PROVIDED DATA
■ ■ ■ ■ ■

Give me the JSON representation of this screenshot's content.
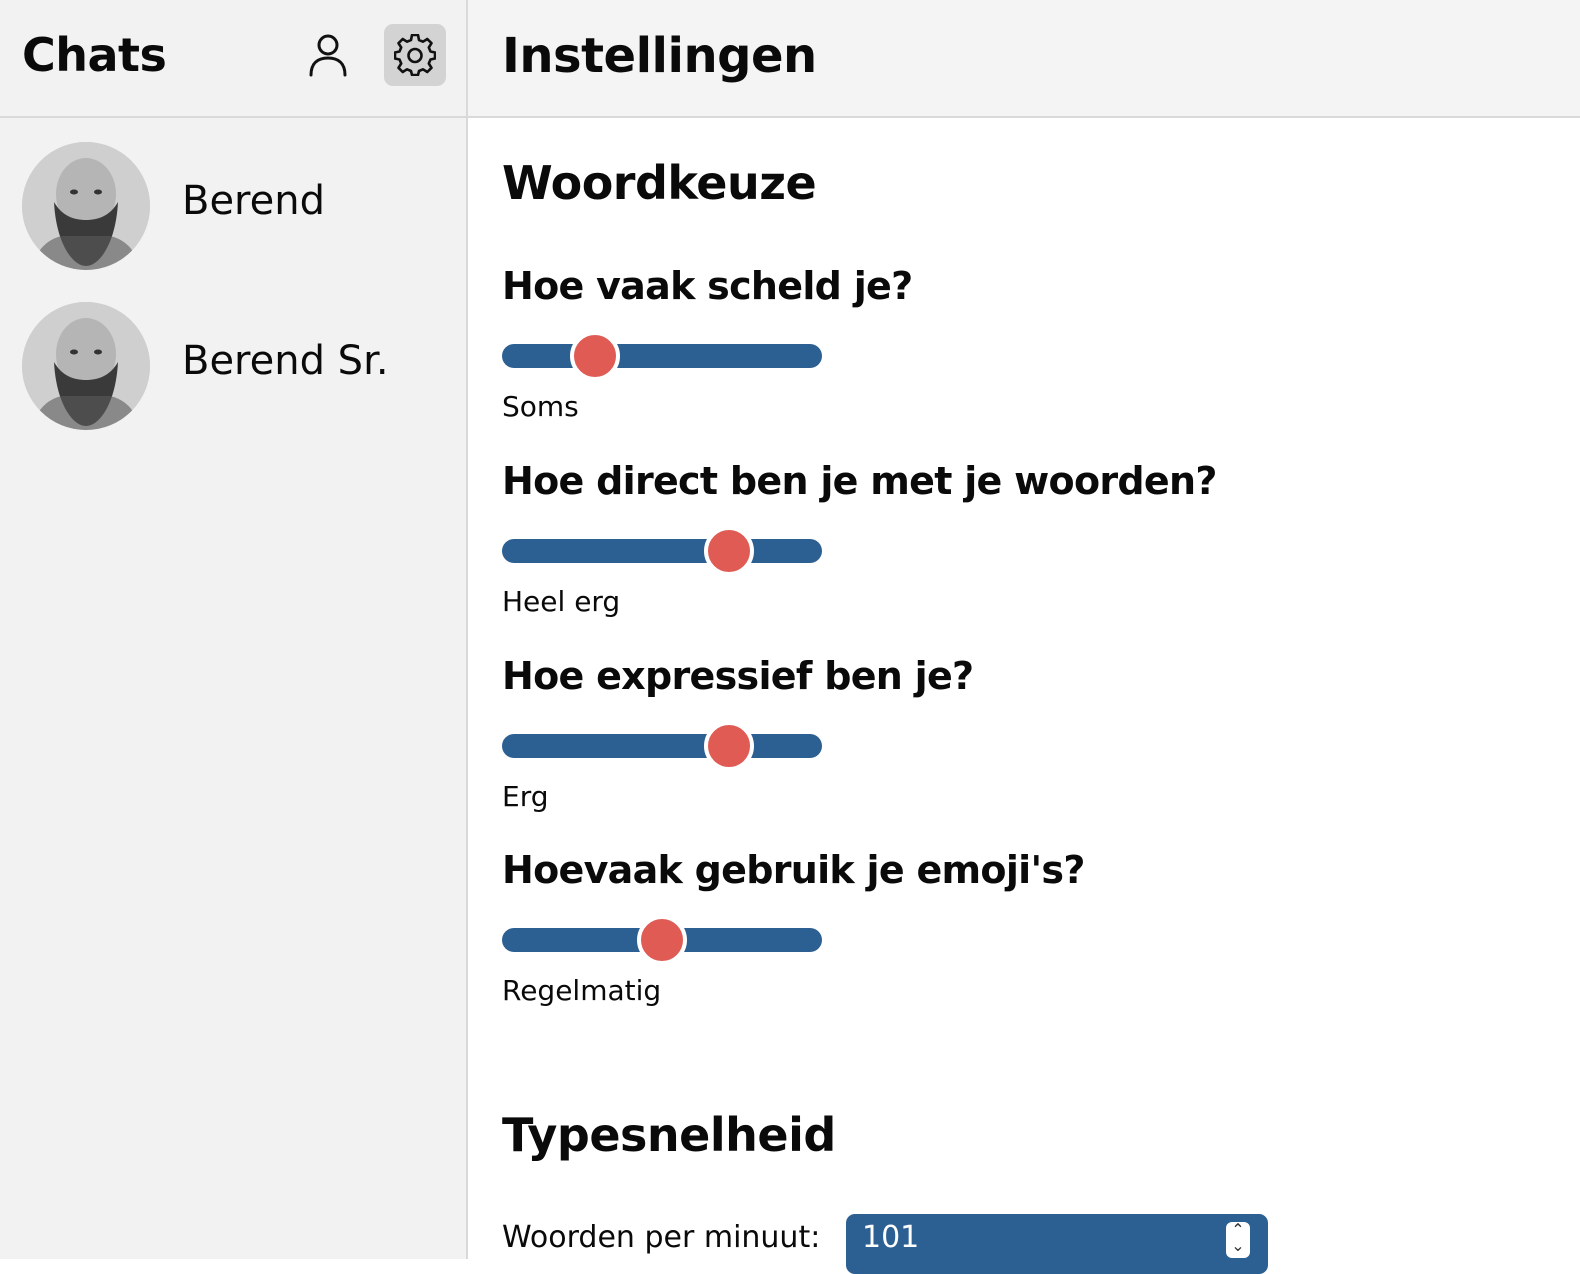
{
  "sidebar": {
    "title": "Chats",
    "profile_icon": "user-icon",
    "settings_icon": "gear-icon",
    "chats": [
      {
        "name": "Berend"
      },
      {
        "name": "Berend Sr."
      }
    ]
  },
  "main": {
    "title": "Instellingen",
    "sections": {
      "woordkeuze": {
        "title": "Woordkeuze",
        "questions": [
          {
            "label": "Hoe vaak scheld je?",
            "value_label": "Soms",
            "level": 0.29
          },
          {
            "label": "Hoe direct ben je met je woorden?",
            "value_label": "Heel erg",
            "level": 0.71
          },
          {
            "label": "Hoe expressief ben je?",
            "value_label": "Erg",
            "level": 0.71
          },
          {
            "label": "Hoevaak gebruik je emoji's?",
            "value_label": "Regelmatig",
            "level": 0.5
          }
        ]
      },
      "typesnelheid": {
        "title": "Typesnelheid",
        "wpm_label": "Woorden per minuut:",
        "wpm_value": "101"
      }
    }
  },
  "colors": {
    "slider_track": "#2c5f92",
    "slider_thumb": "#e05b54",
    "sidebar_bg": "#f2f2f2",
    "active_button_bg": "#d3d3d3"
  }
}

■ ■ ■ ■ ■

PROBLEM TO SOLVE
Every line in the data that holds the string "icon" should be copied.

RESPONSE TO THIS EXERCISE
    "profile_icon": "user-icon",
    "settings_icon": "gear-icon",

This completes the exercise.